New Indonesian TV stations: To be or not to be
By Antariksawan Jusuf
JAKARTA (JP): On the Indonesian television landscape, the talk of the town is whether the five new free television licensees are ever going to hit the air at all. If yes, the next question is whether they will survive in the competitive market?
The government last year granted five new free-tv licenses to Trans TV, DVN TV, PR TV, Global TV and Metro TV to add to the five commercial stations already in operation. They have been given two years to begin their operations, until September 2001, or else they will lose their one billion rupiah guarantees.
So far only Metro TV and Trans TV have set their launch dates, respectively in November 2000 and June 2001.
Metro will go narrow casting with round-the-clock news, including a 30-minute Mandarin news segment and 60 minutes of English news. It targets itself to be the "CNN of Indonesia," says Metro's operations director Zsa Zsa Yusharyahya, a former presenter of the first commercial station's, RCTI's, news program Seputar Indonesia.
Metro is backed by businessman Surya Paloh, the publisher of Media Indonesia.
But why all the round-the-clock news? "Changes happen within seconds and they cannot wait for a deadline. With current reform openness, it is the right time for Indonesian people to have a portion of news any time they need. News is no longer a secondary need, especially for busy viewers. So they can tune in any time according to their habits."
Metro TV's coverage area in its first phase will take in greater Jakarta at 57 UHF. It will also be accessible throughout the country via satellite dishes. But it has yet to determine which satellite -- Palapa of Satelindo or Cakrawarta of Datakom -- to use. In the second phase, coverage is expected to reach several other cities, such as Bandung, Surabaya, Semarang, Solo (Surakarta), Makassar and Medan. "It depends on our investment and cash flow."
While Trans TV, whose directors include Ishadi SK, former director general of radio, film and television of the now-defunct information ministry, and former RCTI director Alex Kumara, is to take a broadcasting approach with general programming line ups like RCTI, SCTV, TPI, ANteve and Indosiar.
To support their programming, Trans TV visited a television programming market held in Cannes, France and LA Screening in Los Angeles this year. During the event in Cannes last April, Trans TV reportedly committed to hundreds of hours of programing from international distributors.

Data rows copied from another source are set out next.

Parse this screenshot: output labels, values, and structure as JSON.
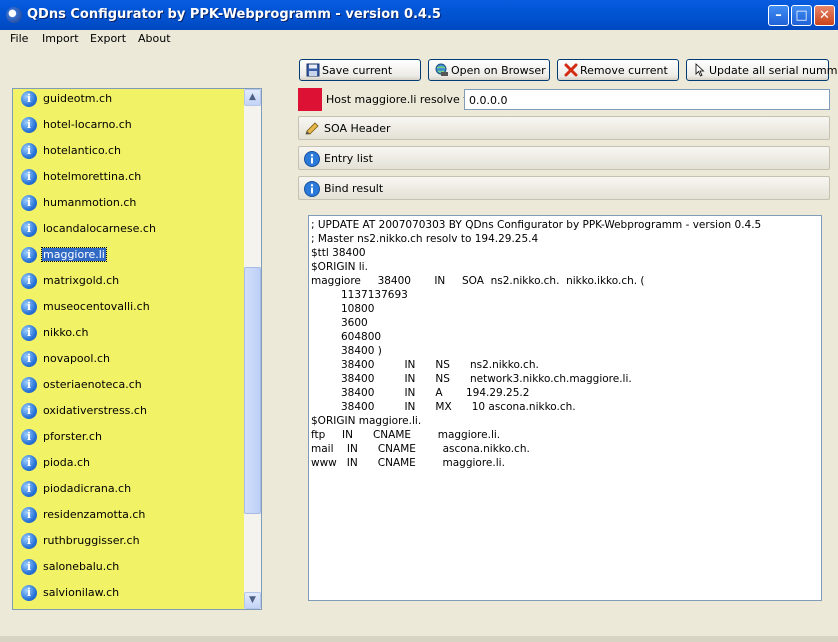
{
  "window": {
    "title": "QDns Configurator by PPK-Webprogramm - version 0.4.5"
  },
  "menu": [
    "File",
    "Import",
    "Export",
    "About"
  ],
  "toolbar": {
    "save_label": "Save current",
    "browser_label": "Open on Browser",
    "remove_label": "Remove current",
    "update_label": "Update all serial nummer"
  },
  "domains": [
    "guideotm.ch",
    "hotel-locarno.ch",
    "hotelantico.ch",
    "hotelmorettina.ch",
    "humanmotion.ch",
    "locandalocarnese.ch",
    "maggiore.li",
    "matrixgold.ch",
    "museocentovalli.ch",
    "nikko.ch",
    "novapool.ch",
    "osteriaenoteca.ch",
    "oxidativerstress.ch",
    "pforster.ch",
    "pioda.ch",
    "piodadicrana.ch",
    "residenzamotta.ch",
    "ruthbruggisser.ch",
    "salonebalu.ch",
    "salvionilaw.ch"
  ],
  "selected_domain": "maggiore.li",
  "host": {
    "label": "Host maggiore.li resolve to:",
    "value": "0.0.0.0",
    "status_color": "#dd1133"
  },
  "sections": {
    "soa": "SOA Header",
    "entries": "Entry list",
    "bind": "Bind result"
  },
  "bind_result": [
    {
      "indent": 0,
      "text": "; UPDATE AT 2007070303 BY QDns Configurator by PPK-Webprogramm - version 0.4.5"
    },
    {
      "indent": 0,
      "text": "; Master ns2.nikko.ch resolv to 194.29.25.4"
    },
    {
      "indent": 0,
      "text": "$ttl 38400"
    },
    {
      "indent": 0,
      "text": "$ORIGIN li."
    },
    {
      "indent": 0,
      "text": "maggiore     38400       IN     SOA  ns2.nikko.ch.  nikko.ikko.ch. ("
    },
    {
      "indent": 1,
      "text": "1137137693"
    },
    {
      "indent": 2,
      "text": "10800"
    },
    {
      "indent": 2,
      "text": "3600"
    },
    {
      "indent": 2,
      "text": "604800"
    },
    {
      "indent": 2,
      "text": "38400 )"
    },
    {
      "indent": 2,
      "text": "38400         IN      NS      ns2.nikko.ch."
    },
    {
      "indent": 2,
      "text": "38400         IN      NS      network3.nikko.ch.maggiore.li."
    },
    {
      "indent": 2,
      "text": "38400         IN      A       194.29.25.2"
    },
    {
      "indent": 2,
      "text": "38400         IN      MX      10 ascona.nikko.ch."
    },
    {
      "indent": 0,
      "text": "$ORIGIN maggiore.li."
    },
    {
      "indent": 0,
      "text": "ftp     IN      CNAME        maggiore.li."
    },
    {
      "indent": 0,
      "text": "mail    IN      CNAME        ascona.nikko.ch."
    },
    {
      "indent": 0,
      "text": "www   IN      CNAME        maggiore.li."
    }
  ],
  "colors": {
    "titlebar": "#0256d6",
    "list_background": "#f2f266",
    "selection": "#316ac5"
  }
}
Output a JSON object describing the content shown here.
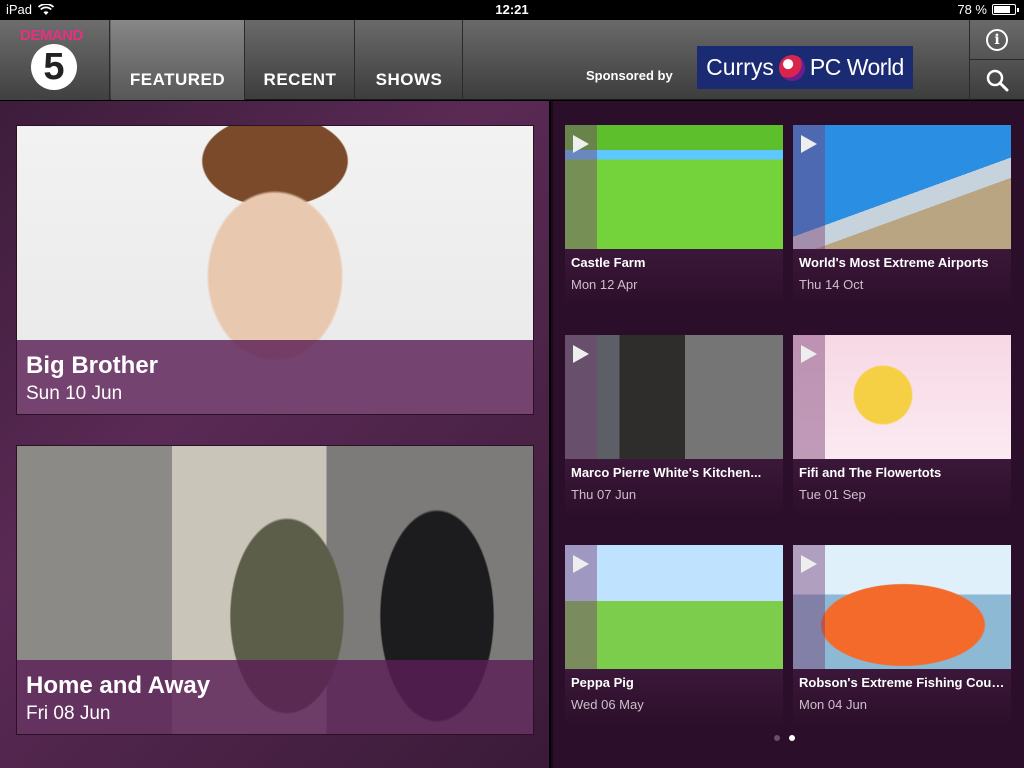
{
  "status": {
    "device": "iPad",
    "time": "12:21",
    "battery": "78 %",
    "battery_level": 0.78
  },
  "header": {
    "logo_text": "DEMAND",
    "logo_number": "5",
    "tabs": [
      {
        "label": "FEATURED",
        "active": true
      },
      {
        "label": "RECENT",
        "active": false
      },
      {
        "label": "SHOWS",
        "active": false
      }
    ],
    "sponsored_label": "Sponsored by",
    "sponsor_left": "Currys",
    "sponsor_right": "PC World",
    "icons": [
      "info-icon",
      "search-icon"
    ]
  },
  "featured": [
    {
      "title": "Big Brother",
      "date": "Sun 10 Jun"
    },
    {
      "title": "Home and Away",
      "date": "Fri 08 Jun"
    }
  ],
  "tiles": [
    {
      "title": "Castle Farm",
      "date": "Mon 12 Apr"
    },
    {
      "title": "World's Most Extreme Airports",
      "date": "Thu 14 Oct"
    },
    {
      "title": "Marco Pierre White's Kitchen...",
      "date": "Thu 07 Jun"
    },
    {
      "title": "Fifi and The Flowertots",
      "date": "Tue 01 Sep"
    },
    {
      "title": "Peppa Pig",
      "date": "Wed 06 May"
    },
    {
      "title": "Robson's Extreme Fishing Coun...",
      "date": "Mon 04 Jun"
    }
  ],
  "pagination": {
    "pages": 2,
    "current": 2
  },
  "colors": {
    "accent_pink": "#e8307f",
    "panel_purple": "#5a2a55",
    "sponsor_blue": "#1b2b73"
  }
}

PR TV, which stands for Pasaraya TV and is backed by businessman Abdul Latief, former manpower minister and the owner of the Pasaraya shopping stores, expects to make its maiden broadcast in April next year. PR TV's managing director Chrys Kelana, former head of RCTI's Seputar Indonesia, said the station will have general programming in order to catch a wider audience. PR TV hopes to secure 10 percent of the total advertising market to survive.
Will they survive? Every station is optimistic and their mantra is one of efficiency.
"As we are going narrow casting and the majority of programs are produced by in-house, we can be very efficient. We aim to employ a maximum of 280 people, very slim compared to a broadcast station," Zsa Zsa said.
PR TV, which plans to reach three cities in its initial stage, expects to run a slim operation in terms of human resources. "We prefer to have a smaller staff but of highly capable people."
R.T.S. Masli, chairman of the Indonesian Advertising Agency Association (PPPI), said the new stations would enjoy the growth of advertising industry.
"Advertising agencies tend to buy programs, not television stations. Pick an example such as Si Doel. It does not matter if it is screened on RCTI or Indosiar," he said.
So, there is a chance that every player can grab a piece of the growing advertising cake.
He said the country's advertising expenditure was predicted to rise by at least 20 percent to Rp 5.6 trillion, 65 percent of which is predicted to account for television industry. The forecast is based on the performance of advertising spending before the crisis which recorded year-on-year growth of 20 percent to 28 percent.
But some skeptics say the projected amount of advertising expenditure does not reflect the actual growth which remains low because of bonuses and discounts for advertisers. And if the actual expenditure is divided by 10 stations, one or two stations will meet their doom. Only time will tell.